I grew up in Virginia and the mainstays on the holiday table were always foods indigenous to the Tidewater region. Smithfield hams, of course, blue crab from the Chesapeake Bay and Rappahannock oysters.
The first time I ever had an oyster I was about 5 or 6 years old. I was with my parents at one of their friends’ homes. They were serving raw oysters on the half shell as an appetizer. I remember my Dad offering one to me.
His earnest grin made me want to do it. I took the shell and let the oyster slip into my mouth. I chewed once or twice and swallowed. My father beamed! I think he was proud that I hadn’t made a face or pronounced it, “gross”. I was thrilled to receive his approval!
Thus, my love of the oyster began! And this year, when we received a large box of fresh Rappahannock oysters from Myne, Uncle Buck and Aunt Lynne, I giggled with greedy anticipation. Thank you soooo much!
Scott got an oyster shucking primer on You Tube (give the guy a break, he’s from Minnesota — nary a bivalve in sight) and we were ready!
I served the first delicate morsels on Christmas night. I made a Rockefeller of sorts. I didn’t have Pernod and the stores were closed, so I skipped it. While many recipes called for cheese, I ended up topping them with a few spoonfuls of hollandaise sauce leftover from our morning benedicts. Not too shabby.
But this is the way I prefer them. Raw, on the half shell, with a simple mignonette. They’re delicate, briny and utterly delicious!
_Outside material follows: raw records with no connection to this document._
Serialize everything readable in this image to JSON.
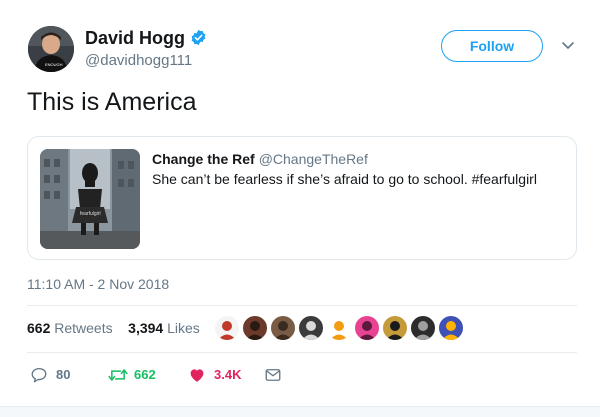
{
  "author": {
    "name": "David Hogg",
    "handle": "@davidhogg111",
    "verified": true,
    "avatar_shirt_text": "ENOUGH"
  },
  "follow_button": {
    "label": "Follow"
  },
  "tweet": {
    "text": "This is America"
  },
  "quoted_tweet": {
    "name": "Change the Ref",
    "handle": "@ChangeTheRef",
    "text": "She can’t be fearless if she’s afraid to go to school.  #fearfulgirl",
    "image_label": "fearfulgirl"
  },
  "timestamp": "11:10 AM - 2 Nov 2018",
  "stats": {
    "retweets_count": "662",
    "retweets_label": "Retweets",
    "likes_count": "3,394",
    "likes_label": "Likes"
  },
  "liker_avatars": [
    {
      "name": "liker-avatar-1",
      "bg": "#f4f4f4",
      "fg": "#c0392b"
    },
    {
      "name": "liker-avatar-2",
      "bg": "#6b3a2a",
      "fg": "#2b1a12"
    },
    {
      "name": "liker-avatar-3",
      "bg": "#7a5b45",
      "fg": "#3a2a20"
    },
    {
      "name": "liker-avatar-4",
      "bg": "#3b3b3b",
      "fg": "#d9d9d9"
    },
    {
      "name": "liker-avatar-5",
      "bg": "#ffffff",
      "fg": "#f39c12"
    },
    {
      "name": "liker-avatar-6",
      "bg": "#e84393",
      "fg": "#5b1a3d"
    },
    {
      "name": "liker-avatar-7",
      "bg": "#c49a3a",
      "fg": "#1b1b1b"
    },
    {
      "name": "liker-avatar-8",
      "bg": "#2c2c2c",
      "fg": "#9e9e9e"
    },
    {
      "name": "liker-avatar-9",
      "bg": "#3f51b5",
      "fg": "#ffb300"
    }
  ],
  "actions": {
    "replies": "80",
    "retweets": "662",
    "likes": "3.4K"
  },
  "colors": {
    "accent": "#1da1f2",
    "retweet": "#17bf63",
    "like": "#e0245e",
    "secondary_text": "#657786"
  }
}
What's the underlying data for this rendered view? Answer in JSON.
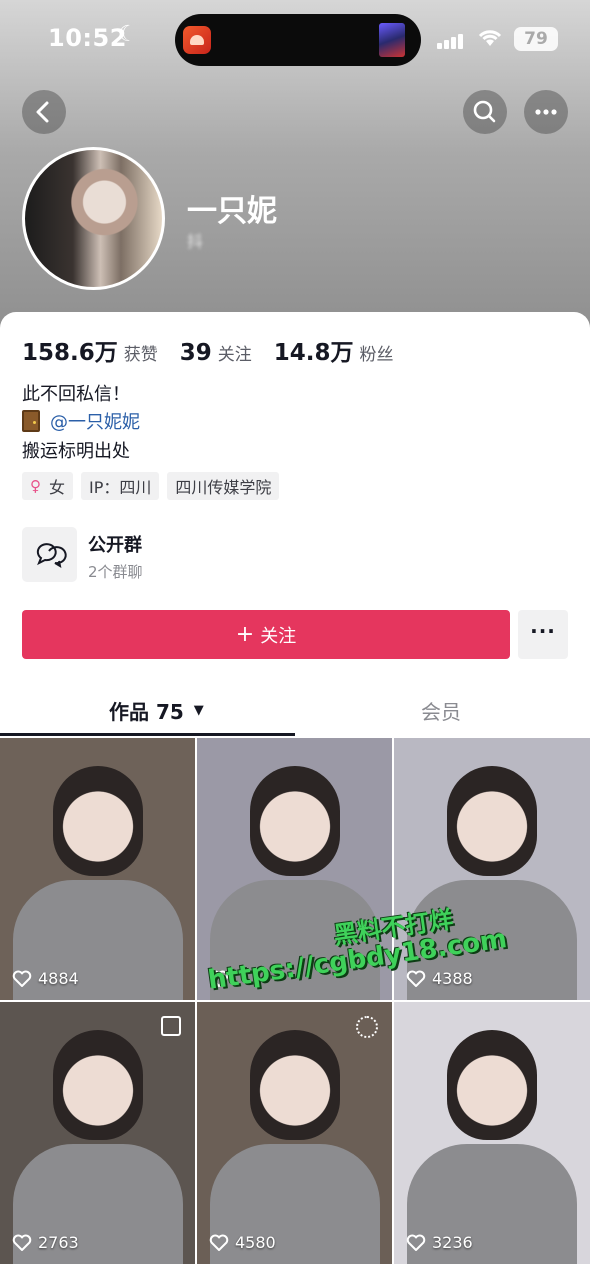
{
  "status_bar": {
    "time": "10:52",
    "battery": "79"
  },
  "profile": {
    "username": "一只妮",
    "user_id_blurred": "抖",
    "stats": [
      {
        "value": "158.6万",
        "label": "获赞"
      },
      {
        "value": "39",
        "label": "关注"
      },
      {
        "value": "14.8万",
        "label": "粉丝"
      }
    ],
    "bio": {
      "line1": "此不回私信！",
      "mention": "@一只妮妮",
      "line3": "搬运标明出处"
    },
    "tags": {
      "gender": "女",
      "ip": "IP：四川",
      "school": "四川传媒学院"
    },
    "group": {
      "title": "公开群",
      "subtitle": "2个群聊"
    },
    "follow_label": "关注",
    "more_label": "···"
  },
  "tabs": {
    "works": "作品 75",
    "members": "会员"
  },
  "videos": [
    {
      "likes": "4884",
      "bg": "#6e6259"
    },
    {
      "likes": "",
      "bg": "#9b99a6"
    },
    {
      "likes": "4388",
      "bg": "#b9b8c2"
    },
    {
      "likes": "2763",
      "bg": "#5c5550"
    },
    {
      "likes": "4580",
      "bg": "#6b5f56"
    },
    {
      "likes": "3236",
      "bg": "#d8d6dc"
    }
  ],
  "watermark": {
    "line1": "黑料不打烊",
    "line2": "https://cgbdy18.com"
  }
}
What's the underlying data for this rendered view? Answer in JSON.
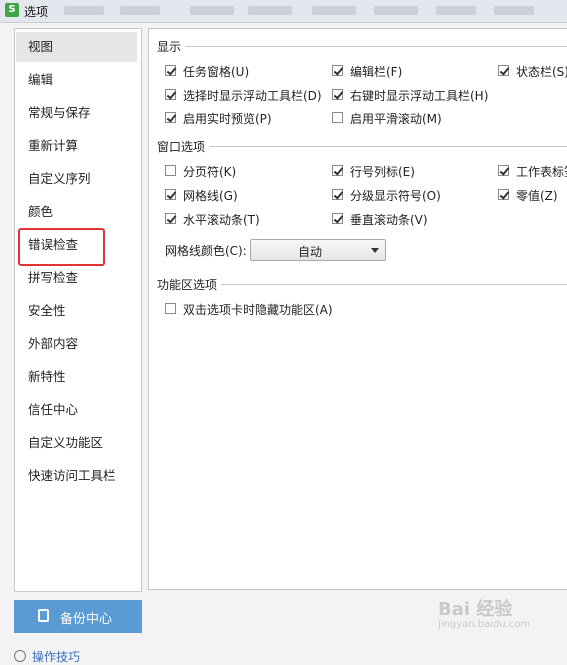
{
  "window": {
    "logo": "S",
    "title": "选项"
  },
  "sidebar": {
    "items": [
      {
        "label": "视图"
      },
      {
        "label": "编辑"
      },
      {
        "label": "常规与保存"
      },
      {
        "label": "重新计算"
      },
      {
        "label": "自定义序列"
      },
      {
        "label": "颜色"
      },
      {
        "label": "错误检查"
      },
      {
        "label": "拼写检查"
      },
      {
        "label": "安全性"
      },
      {
        "label": "外部内容"
      },
      {
        "label": "新特性"
      },
      {
        "label": "信任中心"
      },
      {
        "label": "自定义功能区"
      },
      {
        "label": "快速访问工具栏"
      }
    ],
    "active_item": "视图",
    "highlighted_item": "错误检查"
  },
  "backup": {
    "label": "备份中心"
  },
  "tips": {
    "label": "操作技巧"
  },
  "main": {
    "display": {
      "title": "显示",
      "options": [
        {
          "label": "任务窗格(U)",
          "checked": true
        },
        {
          "label": "编辑栏(F)",
          "checked": true
        },
        {
          "label": "状态栏(S)",
          "checked": true
        },
        {
          "label": "选择时显示浮动工具栏(D)",
          "checked": true
        },
        {
          "label": "右键时显示浮动工具栏(H)",
          "checked": true
        },
        {
          "label": "启用实时预览(P)",
          "checked": true
        },
        {
          "label": "启用平滑滚动(M)",
          "checked": false
        }
      ]
    },
    "window_options": {
      "title": "窗口选项",
      "options": [
        {
          "label": "分页符(K)",
          "checked": false
        },
        {
          "label": "行号列标(E)",
          "checked": true
        },
        {
          "label": "工作表标签",
          "checked": true
        },
        {
          "label": "网格线(G)",
          "checked": true
        },
        {
          "label": "分级显示符号(O)",
          "checked": true
        },
        {
          "label": "零值(Z)",
          "checked": true
        },
        {
          "label": "水平滚动条(T)",
          "checked": true
        },
        {
          "label": "垂直滚动条(V)",
          "checked": true
        }
      ],
      "gridline_color": {
        "label": "网格线颜色(C):",
        "value": "自动"
      }
    },
    "ribbon_options": {
      "title": "功能区选项",
      "options": [
        {
          "label": "双击选项卡时隐藏功能区(A)",
          "checked": false
        }
      ]
    }
  },
  "watermark": {
    "main": "Bai 经验",
    "sub": "jingyan.baidu.com"
  },
  "colors": {
    "highlight_border": "#e23434",
    "backup_button": "#5b9bd5"
  }
}
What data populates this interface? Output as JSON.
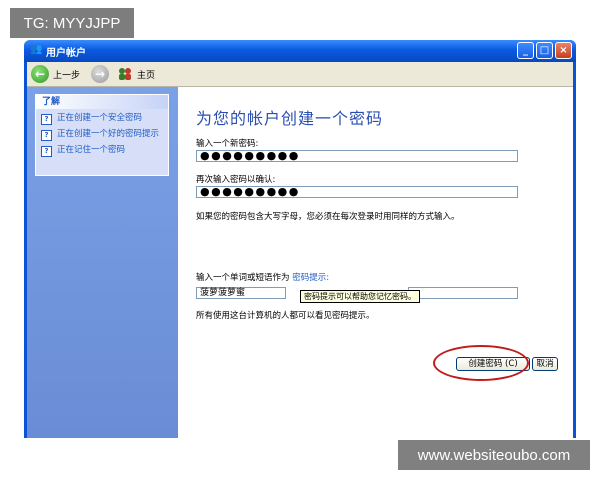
{
  "watermarks": {
    "top": "TG: MYYJJPP",
    "bottom": "www.websiteoubo.com"
  },
  "window": {
    "title": "用户帐户",
    "min_glyph": "_",
    "max_glyph": "□",
    "close_glyph": "×"
  },
  "toolbar": {
    "back_label": "上一步",
    "home_label": "主页",
    "back_glyph": "←",
    "fwd_glyph": "→"
  },
  "sidebar": {
    "header": "了解",
    "items": [
      {
        "label": "正在创建一个安全密码"
      },
      {
        "label": "正在创建一个好的密码提示"
      },
      {
        "label": "正在记住一个密码"
      }
    ],
    "item_icon_glyph": "?"
  },
  "main": {
    "title": "为您的帐户创建一个密码",
    "new_password_label": "输入一个新密码:",
    "new_password_value": "●●●●●●●●●",
    "confirm_label": "再次输入密码以确认:",
    "confirm_value": "●●●●●●●●●",
    "case_note": "如果您的密码包含大写字母，您必须在每次登录时用同样的方式输入。",
    "hint_label": "输入一个单词或短语作为",
    "hint_link": "密码提示:",
    "hint_value": "菠萝菠萝蜜",
    "tooltip": "密码提示可以帮助您记忆密码。",
    "visibility_note": "所有使用这台计算机的人都可以看见密码提示。",
    "create_button": "创建密码 (C)",
    "cancel_button": "取消"
  },
  "colors": {
    "title_bar": "#0a5ae0",
    "sidebar_bg": "#7aa1e6",
    "title_text": "#2a4fb0",
    "link": "#215dc6",
    "highlight_ellipse": "#c21a1a"
  }
}
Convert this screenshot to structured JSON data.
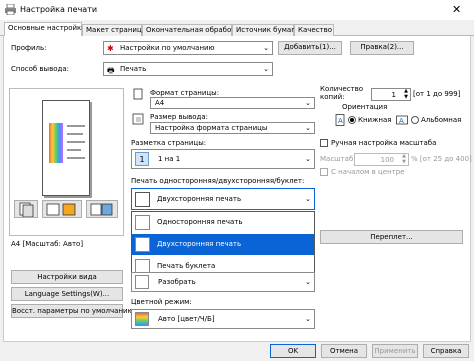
{
  "window": {
    "title": "Настройка печати",
    "close_glyph": "✕"
  },
  "tabs": [
    {
      "label": "Основные настройки"
    },
    {
      "label": "Макет страницы"
    },
    {
      "label": "Окончательная обработка"
    },
    {
      "label": "Источник бумаги"
    },
    {
      "label": "Качество"
    }
  ],
  "profile": {
    "label": "Профиль:",
    "value": "Настройки по умолчанию",
    "add_label": "Добавить(1)...",
    "edit_label": "Правка(2)..."
  },
  "output": {
    "label": "Способ вывода:",
    "value": "Печать"
  },
  "preview": {
    "caption": "A4 [Масштаб: Авто]"
  },
  "left_buttons": {
    "view_settings": "Настройки вида",
    "language_settings": "Language Settings(W)...",
    "restore_defaults": "Восст. параметры по умолчанию"
  },
  "page_size": {
    "label": "Формат страницы:",
    "value": "A4"
  },
  "output_size": {
    "label": "Размер вывода:",
    "value": "Настройка формата страницы"
  },
  "layout": {
    "label": "Разметка страницы:",
    "value": "1 на 1",
    "icon_text": "1"
  },
  "print_mode": {
    "label": "Печать односторонняя/двухсторонняя/буклет:",
    "value": "Двухсторонняя печать",
    "options": [
      "Односторонняя печать",
      "Двухсторонняя печать",
      "Печать буклета"
    ],
    "selected_index": 1
  },
  "collate": {
    "value": "Разобрать"
  },
  "copies": {
    "label": "Количество копий:",
    "value": "1",
    "range": "[от 1 до 999]"
  },
  "orientation": {
    "label": "Ориентация",
    "portrait": "Книжная",
    "landscape": "Альбомная",
    "selected": "portrait"
  },
  "manual_scaling": {
    "label": "Ручная настройка масштаба",
    "scale_label": "Масштаб:",
    "scale_value": "100",
    "scale_range": "% [от 25 до 400]",
    "center_label": "С началом в центре"
  },
  "overlay_button": "Переплет...",
  "color_mode": {
    "label": "Цветной режим:",
    "value": "Авто [цвет/Ч/Б]"
  },
  "bottom_buttons": {
    "ok": "OK",
    "cancel": "Отмена",
    "apply": "Применить",
    "help": "Справка"
  }
}
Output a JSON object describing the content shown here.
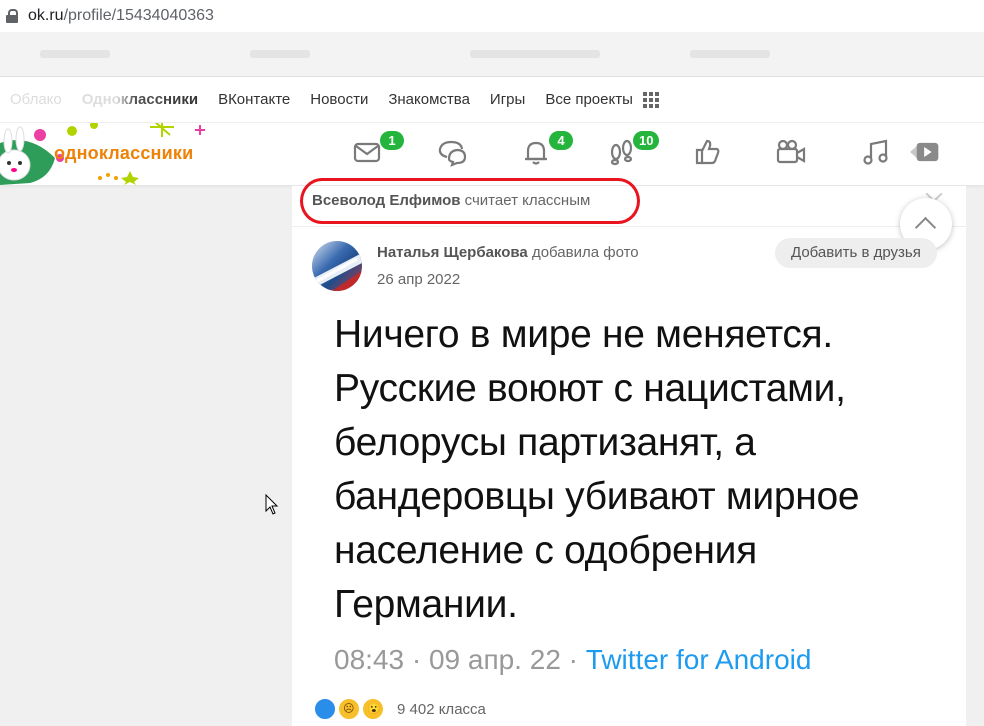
{
  "browser": {
    "url_host": "ok.ru",
    "url_path": "/profile/15434040363"
  },
  "topnav": {
    "items": [
      {
        "label": "Облако",
        "state": "faded"
      },
      {
        "label": "Одноклассники",
        "state": "half"
      },
      {
        "label": "ВКонтакте",
        "state": "normal"
      },
      {
        "label": "Новости",
        "state": "normal"
      },
      {
        "label": "Знакомства",
        "state": "normal"
      },
      {
        "label": "Игры",
        "state": "normal"
      },
      {
        "label": "Все проекты",
        "state": "normal"
      }
    ]
  },
  "header": {
    "logo_text": "одноклассники",
    "icons": [
      {
        "name": "messages-icon",
        "badge": "1"
      },
      {
        "name": "discussions-icon",
        "badge": ""
      },
      {
        "name": "notifications-icon",
        "badge": "4"
      },
      {
        "name": "guests-icon",
        "badge": "10"
      },
      {
        "name": "events-icon",
        "badge": ""
      },
      {
        "name": "video-icon",
        "badge": ""
      },
      {
        "name": "music-icon",
        "badge": ""
      },
      {
        "name": "video-play-icon",
        "badge": ""
      }
    ],
    "colors": {
      "brand": "#ee8208",
      "badge": "#25b43c"
    }
  },
  "feed": {
    "liker_name": "Всеволод Елфимов",
    "liker_action": "считает классным",
    "author_name": "Наталья Щербакова",
    "author_action": "добавила фото",
    "date": "26 апр 2022",
    "add_friend_label": "Добавить в друзья",
    "post_lines": [
      "Ничего в мире не меняется.",
      "Русские воюют с нацистами,",
      "белорусы партизанят, а",
      "бандеровцы убивают мирное",
      "население с одобрения",
      "Германии."
    ],
    "tweet_time": "08:43 · 09 апр. 22 · ",
    "tweet_source": "Twitter for Android",
    "klass_count": "9 402 класса",
    "highlight_color": "#e8151f"
  }
}
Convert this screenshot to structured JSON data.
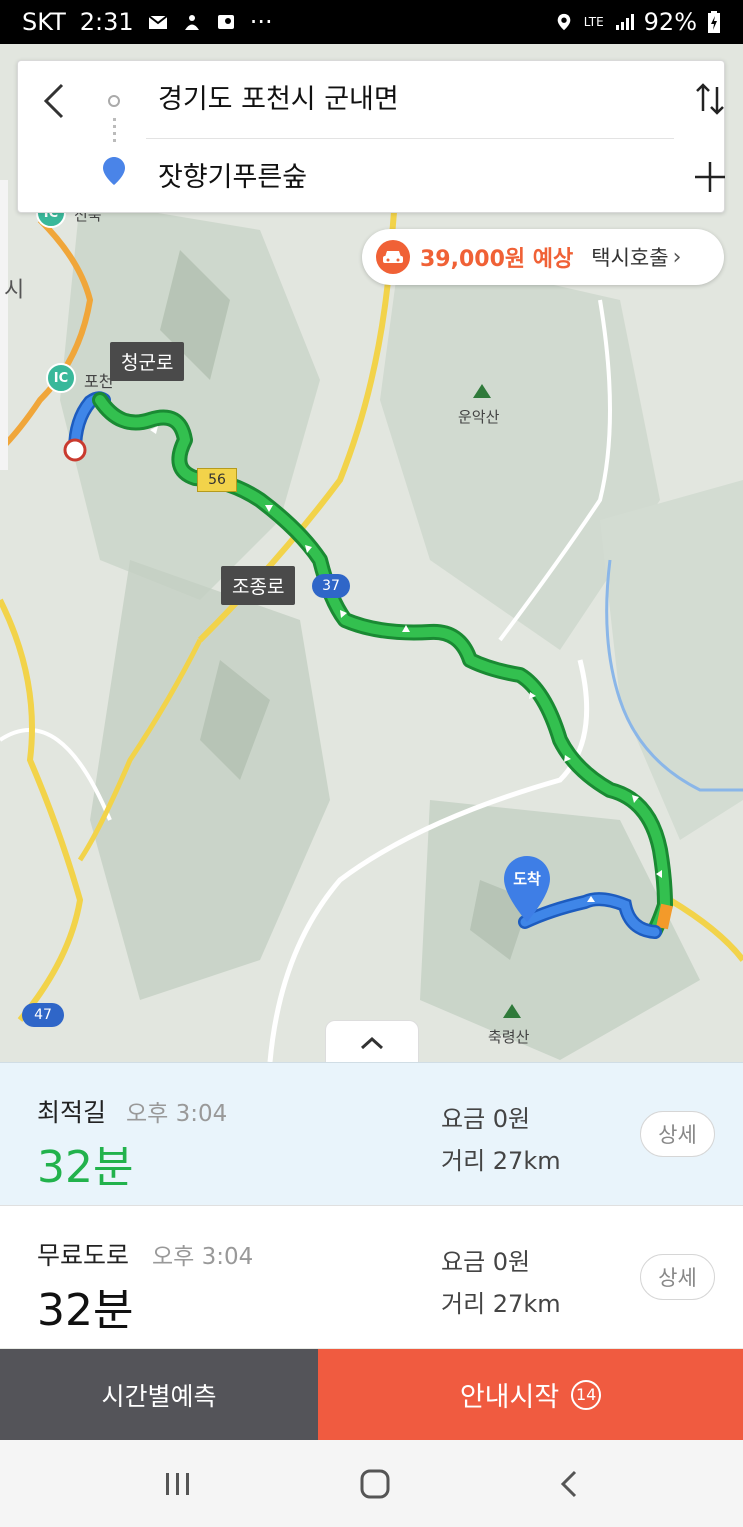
{
  "status_bar": {
    "carrier": "SKT",
    "time": "2:31",
    "more": "···",
    "network": "LTE",
    "battery": "92%"
  },
  "search": {
    "origin": "경기도 포천시 군내면",
    "destination": "잣향기푸른숲"
  },
  "taxi": {
    "fare": "39,000원 예상",
    "call_label": "택시호출",
    "chevron": "›"
  },
  "map": {
    "road_labels": [
      "청군로",
      "조종로"
    ],
    "route_numbers": [
      "56",
      "37",
      "47"
    ],
    "places": [
      "운악산",
      "축령산",
      "포천",
      "신북",
      "시"
    ],
    "ic_label": "IC",
    "arrival_label": "도착",
    "route_color": "#2fb84a",
    "route_outline": "#1f8a34"
  },
  "routes": [
    {
      "name": "최적길",
      "eta": "오후 3:04",
      "duration": "32분",
      "fare": "요금 0원",
      "distance": "거리 27km",
      "detail_label": "상세",
      "duration_color": "#22b24c"
    },
    {
      "name": "무료도로",
      "eta": "오후 3:04",
      "duration": "32분",
      "fare": "요금 0원",
      "distance": "거리 27km",
      "detail_label": "상세",
      "duration_color": "#111111"
    }
  ],
  "actions": {
    "forecast_label": "시간별예측",
    "start_label": "안내시작",
    "countdown": "14"
  },
  "colors": {
    "accent": "#f05b40",
    "taxi": "#f06136",
    "selected_bg": "#e9f4fb"
  }
}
This is the perfect way to ring in the New Year — don’t forget the champagne!
Shucking oysters isn't difficult, it just takes some practice. The mignonette is ready in minutes.
- 1 shallot minced
- 1 teaspoon pink peppercorns crushed with a mortar and pestle or pulsed in a coffee grinder
- 4 tablespoons white wine vinegar
- 4 tablespoons unseasoned rice wine vinegar
- 1/2 teaspoon sugar
- 1/4 teaspoon kosher salt
- 1 teaspoon fresh thyme leaves minced
- 3 dozen oysters shucked, on the half shell
Combine shallots, peppercorns, vinegars, sugar, salt and thyme leaves in a small bowl. Stir until sugar and salt are dissolved. Set aside.
Shuck oysters. Hold the oyster with a clean dish towel and insert the oyster knife into the hinge of the oyster, twist until it pops. Run the blade of the knife along the top and bottom of the shell to dislodge the oyster, being careful to preserve the liquor in the shell.
Spread the rock salt on a serving platter. Nestle the oysters in the rock salt for stability (so you don't lose any of the liquor).
Set the oysters on a bed of crushed ice to keep them chilled.
Spoon a little mignonette onto an oyster - and slurp!
If you're unfamiliar with oyster shucking, check out the link I embedded in the article. After two or three, Scott felt comfortable with his task.